(Excerpts from a dataset)
_ _ _ _ _ _ _

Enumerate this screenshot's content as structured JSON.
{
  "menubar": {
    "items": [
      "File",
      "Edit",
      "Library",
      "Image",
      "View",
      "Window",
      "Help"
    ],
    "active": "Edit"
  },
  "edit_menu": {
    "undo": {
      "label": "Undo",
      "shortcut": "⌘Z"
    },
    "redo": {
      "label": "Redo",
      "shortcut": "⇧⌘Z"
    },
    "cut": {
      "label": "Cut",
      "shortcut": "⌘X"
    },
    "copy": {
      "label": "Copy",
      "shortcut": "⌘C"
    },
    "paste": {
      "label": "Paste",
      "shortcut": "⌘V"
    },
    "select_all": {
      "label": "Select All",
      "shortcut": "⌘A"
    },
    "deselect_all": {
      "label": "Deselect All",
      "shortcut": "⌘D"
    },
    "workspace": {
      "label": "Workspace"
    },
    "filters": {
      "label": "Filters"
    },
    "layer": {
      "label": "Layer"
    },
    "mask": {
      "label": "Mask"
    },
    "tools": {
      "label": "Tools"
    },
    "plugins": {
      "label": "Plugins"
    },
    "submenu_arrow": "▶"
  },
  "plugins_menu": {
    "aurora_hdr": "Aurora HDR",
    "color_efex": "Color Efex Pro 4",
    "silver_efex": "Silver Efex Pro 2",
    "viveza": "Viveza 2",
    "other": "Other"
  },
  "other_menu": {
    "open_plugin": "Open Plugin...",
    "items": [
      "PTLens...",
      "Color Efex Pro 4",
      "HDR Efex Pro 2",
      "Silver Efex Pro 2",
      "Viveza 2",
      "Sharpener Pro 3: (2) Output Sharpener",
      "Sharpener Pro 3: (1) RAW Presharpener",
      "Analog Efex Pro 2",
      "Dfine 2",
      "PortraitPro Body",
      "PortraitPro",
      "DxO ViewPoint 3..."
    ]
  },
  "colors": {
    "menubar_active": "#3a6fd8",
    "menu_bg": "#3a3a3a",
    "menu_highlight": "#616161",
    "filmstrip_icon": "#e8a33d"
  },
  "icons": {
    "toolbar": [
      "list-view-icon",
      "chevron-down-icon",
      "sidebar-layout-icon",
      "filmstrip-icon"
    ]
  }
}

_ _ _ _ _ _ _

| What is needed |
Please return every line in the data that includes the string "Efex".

| Exercise solution |
    "color_efex": "Color Efex Pro 4",
    "silver_efex": "Silver Efex Pro 2",
      "Color Efex Pro 4",
      "HDR Efex Pro 2",
      "Silver Efex Pro 2",
      "Analog Efex Pro 2",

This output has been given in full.